## DIRECTIONS
Every entry should be copied exactly, with nothing added or dropped.

## EXTRACTED INFORMATION
_____

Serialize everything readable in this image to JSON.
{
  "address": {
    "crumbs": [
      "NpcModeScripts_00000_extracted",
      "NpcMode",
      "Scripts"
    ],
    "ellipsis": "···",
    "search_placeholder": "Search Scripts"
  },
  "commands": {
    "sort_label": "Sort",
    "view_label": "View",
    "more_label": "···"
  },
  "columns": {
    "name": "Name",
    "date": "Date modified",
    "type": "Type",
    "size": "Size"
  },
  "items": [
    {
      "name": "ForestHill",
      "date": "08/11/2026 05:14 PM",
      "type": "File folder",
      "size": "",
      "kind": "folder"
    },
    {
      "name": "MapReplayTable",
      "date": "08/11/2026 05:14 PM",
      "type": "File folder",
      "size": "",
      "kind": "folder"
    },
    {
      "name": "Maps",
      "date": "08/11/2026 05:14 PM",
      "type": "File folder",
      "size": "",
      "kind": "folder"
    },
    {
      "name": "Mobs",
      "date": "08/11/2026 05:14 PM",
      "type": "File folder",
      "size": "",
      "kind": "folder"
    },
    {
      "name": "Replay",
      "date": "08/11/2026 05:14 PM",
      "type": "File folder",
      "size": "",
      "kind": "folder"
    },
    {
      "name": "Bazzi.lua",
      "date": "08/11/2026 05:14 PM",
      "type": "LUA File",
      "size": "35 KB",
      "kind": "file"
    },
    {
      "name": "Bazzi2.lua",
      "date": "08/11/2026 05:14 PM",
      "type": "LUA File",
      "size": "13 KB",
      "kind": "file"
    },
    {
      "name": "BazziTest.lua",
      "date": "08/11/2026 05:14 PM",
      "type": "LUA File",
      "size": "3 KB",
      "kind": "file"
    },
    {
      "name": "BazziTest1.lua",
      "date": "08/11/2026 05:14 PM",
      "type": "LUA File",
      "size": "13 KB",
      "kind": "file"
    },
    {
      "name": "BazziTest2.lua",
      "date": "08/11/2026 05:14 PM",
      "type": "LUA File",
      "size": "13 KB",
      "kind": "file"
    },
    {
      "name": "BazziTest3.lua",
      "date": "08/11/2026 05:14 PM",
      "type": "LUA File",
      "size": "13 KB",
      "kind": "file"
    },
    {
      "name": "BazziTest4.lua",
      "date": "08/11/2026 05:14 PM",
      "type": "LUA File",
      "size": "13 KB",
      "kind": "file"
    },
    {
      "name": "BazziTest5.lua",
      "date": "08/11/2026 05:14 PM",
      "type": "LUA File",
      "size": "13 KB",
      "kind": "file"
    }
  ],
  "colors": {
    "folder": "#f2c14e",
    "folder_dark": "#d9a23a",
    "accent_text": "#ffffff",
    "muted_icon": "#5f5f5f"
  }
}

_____

## RESULT
Serialize everything readable in this image to JSON.
{
  "address": {
    "crumbs": [
      "NpcModeScripts_00000_extracted",
      "NpcMode",
      "Scripts"
    ],
    "ellipsis": "···",
    "search_placeholder": "Search Scripts"
  },
  "commands": {
    "sort_label": "Sort",
    "view_label": "View",
    "more_label": "···"
  },
  "columns": {
    "name": "Name",
    "date": "Date modified",
    "type": "Type",
    "size": "Size"
  },
  "items": [
    {
      "name": "ForestHill",
      "date": "08/11/2026 05:14 PM",
      "type": "File folder",
      "size": "",
      "kind": "folder"
    },
    {
      "name": "MapReplayTable",
      "date": "08/11/2026 05:14 PM",
      "type": "File folder",
      "size": "",
      "kind": "folder"
    },
    {
      "name": "Maps",
      "date": "08/11/2026 05:14 PM",
      "type": "File folder",
      "size": "",
      "kind": "folder"
    },
    {
      "name": "Mobs",
      "date": "08/11/2026 05:14 PM",
      "type": "File folder",
      "size": "",
      "kind": "folder"
    },
    {
      "name": "Replay",
      "date": "08/11/2026 05:14 PM",
      "type": "File folder",
      "size": "",
      "kind": "folder"
    },
    {
      "name": "Bazzi.lua",
      "date": "08/11/2026 05:14 PM",
      "type": "LUA File",
      "size": "35 KB",
      "kind": "file"
    },
    {
      "name": "Bazzi2.lua",
      "date": "08/11/2026 05:14 PM",
      "type": "LUA File",
      "size": "13 KB",
      "kind": "file"
    },
    {
      "name": "BazziTest.lua",
      "date": "08/11/2026 05:14 PM",
      "type": "LUA File",
      "size": "3 KB",
      "kind": "file"
    },
    {
      "name": "BazziTest1.lua",
      "date": "08/11/2026 05:14 PM",
      "type": "LUA File",
      "size": "13 KB",
      "kind": "file"
    },
    {
      "name": "BazziTest2.lua",
      "date": "08/11/2026 05:14 PM",
      "type": "LUA File",
      "size": "13 KB",
      "kind": "file"
    },
    {
      "name": "BazziTest3.lua",
      "date": "08/11/2026 05:14 PM",
      "type": "LUA File",
      "size": "13 KB",
      "kind": "file"
    },
    {
      "name": "BazziTest4.lua",
      "date": "08/11/2026 05:14 PM",
      "type": "LUA File",
      "size": "13 KB",
      "kind": "file"
    },
    {
      "name": "BazziTest5.lua",
      "date": "08/11/2026 05:14 PM",
      "type": "LUA File",
      "size": "13 KB",
      "kind": "file"
    }
  ],
  "colors": {
    "folder": "#f2c14e",
    "folder_dark": "#d9a23a",
    "accent_text": "#ffffff",
    "muted_icon": "#5f5f5f"
  }
}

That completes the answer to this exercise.